• [TASK DETAILS] How many lines in the listing below include the word "Marketi"? Answer with the number and nothing else.
▼
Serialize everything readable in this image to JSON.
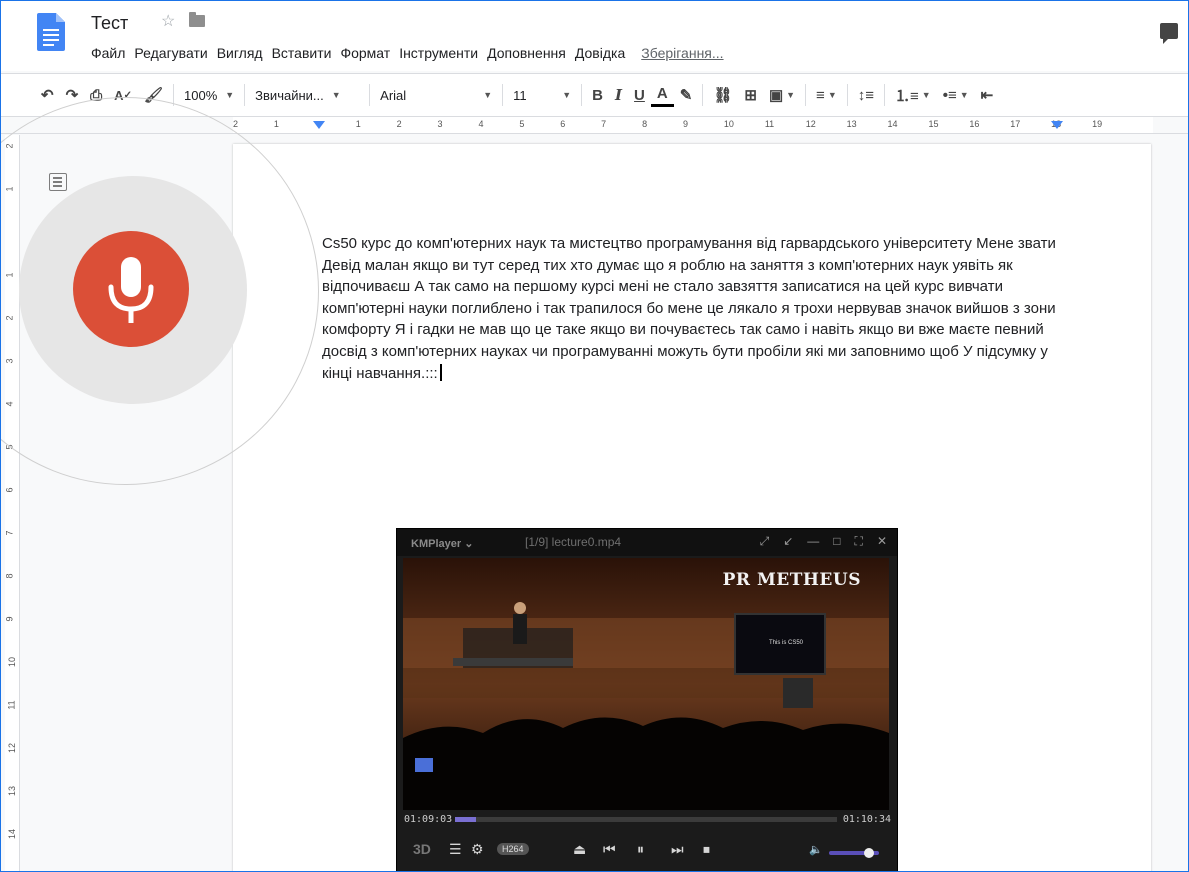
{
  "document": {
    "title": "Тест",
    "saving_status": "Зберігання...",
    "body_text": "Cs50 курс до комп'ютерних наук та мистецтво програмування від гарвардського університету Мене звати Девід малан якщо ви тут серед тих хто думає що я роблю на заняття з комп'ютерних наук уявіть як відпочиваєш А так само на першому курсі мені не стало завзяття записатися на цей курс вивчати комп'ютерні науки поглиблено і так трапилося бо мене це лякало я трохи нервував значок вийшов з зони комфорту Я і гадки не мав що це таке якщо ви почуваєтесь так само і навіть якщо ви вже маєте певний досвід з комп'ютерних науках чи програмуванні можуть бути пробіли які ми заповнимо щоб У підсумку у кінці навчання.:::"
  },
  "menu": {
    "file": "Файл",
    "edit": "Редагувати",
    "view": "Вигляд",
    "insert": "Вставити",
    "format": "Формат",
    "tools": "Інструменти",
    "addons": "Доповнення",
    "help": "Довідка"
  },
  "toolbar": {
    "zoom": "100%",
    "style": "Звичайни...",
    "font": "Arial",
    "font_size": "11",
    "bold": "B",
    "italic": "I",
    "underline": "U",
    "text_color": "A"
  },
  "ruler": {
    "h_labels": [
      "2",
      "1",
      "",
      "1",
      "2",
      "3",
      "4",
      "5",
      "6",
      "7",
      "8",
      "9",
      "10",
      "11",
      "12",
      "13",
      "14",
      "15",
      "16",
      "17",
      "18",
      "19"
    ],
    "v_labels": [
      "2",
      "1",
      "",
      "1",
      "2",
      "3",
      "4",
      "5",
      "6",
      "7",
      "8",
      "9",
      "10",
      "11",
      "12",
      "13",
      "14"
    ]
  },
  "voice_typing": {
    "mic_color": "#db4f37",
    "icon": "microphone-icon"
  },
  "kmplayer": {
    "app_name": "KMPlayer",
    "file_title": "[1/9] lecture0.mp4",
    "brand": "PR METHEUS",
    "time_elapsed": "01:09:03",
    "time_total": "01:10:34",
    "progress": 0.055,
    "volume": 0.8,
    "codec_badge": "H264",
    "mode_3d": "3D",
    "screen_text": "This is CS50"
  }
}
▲
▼
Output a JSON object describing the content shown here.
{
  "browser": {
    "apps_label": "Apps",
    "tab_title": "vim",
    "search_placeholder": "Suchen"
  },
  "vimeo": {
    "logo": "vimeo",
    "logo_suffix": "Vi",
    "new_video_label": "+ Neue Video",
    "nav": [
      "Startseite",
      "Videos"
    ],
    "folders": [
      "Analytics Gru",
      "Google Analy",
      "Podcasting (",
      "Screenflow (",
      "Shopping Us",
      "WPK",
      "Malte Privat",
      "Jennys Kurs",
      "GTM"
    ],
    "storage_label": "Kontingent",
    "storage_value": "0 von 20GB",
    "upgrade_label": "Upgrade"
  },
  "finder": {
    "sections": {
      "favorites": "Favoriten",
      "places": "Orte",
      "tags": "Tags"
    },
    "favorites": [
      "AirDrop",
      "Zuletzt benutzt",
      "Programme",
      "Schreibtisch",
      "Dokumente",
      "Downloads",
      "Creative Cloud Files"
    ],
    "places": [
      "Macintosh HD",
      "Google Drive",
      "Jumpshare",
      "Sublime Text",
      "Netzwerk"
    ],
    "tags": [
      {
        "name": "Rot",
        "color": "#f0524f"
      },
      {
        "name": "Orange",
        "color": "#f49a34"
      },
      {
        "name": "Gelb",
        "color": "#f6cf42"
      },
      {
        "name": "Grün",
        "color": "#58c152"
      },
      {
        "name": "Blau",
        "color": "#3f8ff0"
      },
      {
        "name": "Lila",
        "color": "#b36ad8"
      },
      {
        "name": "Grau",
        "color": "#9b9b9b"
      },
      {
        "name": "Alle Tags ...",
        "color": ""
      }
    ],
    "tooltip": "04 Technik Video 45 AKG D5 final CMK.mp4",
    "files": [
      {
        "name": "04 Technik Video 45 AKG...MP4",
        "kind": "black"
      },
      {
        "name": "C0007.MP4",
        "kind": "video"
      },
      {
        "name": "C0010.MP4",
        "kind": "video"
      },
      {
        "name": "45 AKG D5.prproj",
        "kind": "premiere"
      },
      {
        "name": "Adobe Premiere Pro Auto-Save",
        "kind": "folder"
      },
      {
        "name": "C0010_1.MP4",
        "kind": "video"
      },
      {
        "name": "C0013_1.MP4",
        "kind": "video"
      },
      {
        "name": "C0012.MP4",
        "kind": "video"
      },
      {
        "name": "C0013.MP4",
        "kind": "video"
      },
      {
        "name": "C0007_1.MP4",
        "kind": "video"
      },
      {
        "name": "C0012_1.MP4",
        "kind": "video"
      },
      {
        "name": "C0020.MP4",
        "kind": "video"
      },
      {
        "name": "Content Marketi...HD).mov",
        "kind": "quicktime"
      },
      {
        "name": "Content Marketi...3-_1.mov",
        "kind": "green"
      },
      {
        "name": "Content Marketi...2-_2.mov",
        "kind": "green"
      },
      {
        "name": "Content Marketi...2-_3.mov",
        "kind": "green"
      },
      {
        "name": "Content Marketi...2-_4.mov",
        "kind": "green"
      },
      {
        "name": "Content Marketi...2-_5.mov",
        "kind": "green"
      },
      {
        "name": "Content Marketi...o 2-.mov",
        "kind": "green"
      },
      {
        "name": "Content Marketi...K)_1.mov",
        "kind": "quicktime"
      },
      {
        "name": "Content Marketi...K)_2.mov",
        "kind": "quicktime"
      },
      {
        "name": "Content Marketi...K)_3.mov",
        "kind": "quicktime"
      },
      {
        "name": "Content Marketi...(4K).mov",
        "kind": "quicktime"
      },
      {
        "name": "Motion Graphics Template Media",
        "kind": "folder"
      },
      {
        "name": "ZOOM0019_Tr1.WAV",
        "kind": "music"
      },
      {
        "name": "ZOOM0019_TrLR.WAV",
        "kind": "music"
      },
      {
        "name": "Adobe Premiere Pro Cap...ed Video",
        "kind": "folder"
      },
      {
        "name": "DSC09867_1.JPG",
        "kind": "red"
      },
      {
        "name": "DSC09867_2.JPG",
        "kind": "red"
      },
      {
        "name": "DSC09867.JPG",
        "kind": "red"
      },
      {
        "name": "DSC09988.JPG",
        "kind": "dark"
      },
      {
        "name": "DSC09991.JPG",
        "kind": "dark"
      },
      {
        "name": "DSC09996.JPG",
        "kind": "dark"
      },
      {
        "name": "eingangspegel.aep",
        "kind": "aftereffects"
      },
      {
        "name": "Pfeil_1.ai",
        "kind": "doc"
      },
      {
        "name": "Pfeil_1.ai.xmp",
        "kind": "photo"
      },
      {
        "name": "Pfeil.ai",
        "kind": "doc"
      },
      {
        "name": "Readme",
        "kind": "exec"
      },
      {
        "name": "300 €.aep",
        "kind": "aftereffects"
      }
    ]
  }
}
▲
• [TASK ANSWER] 11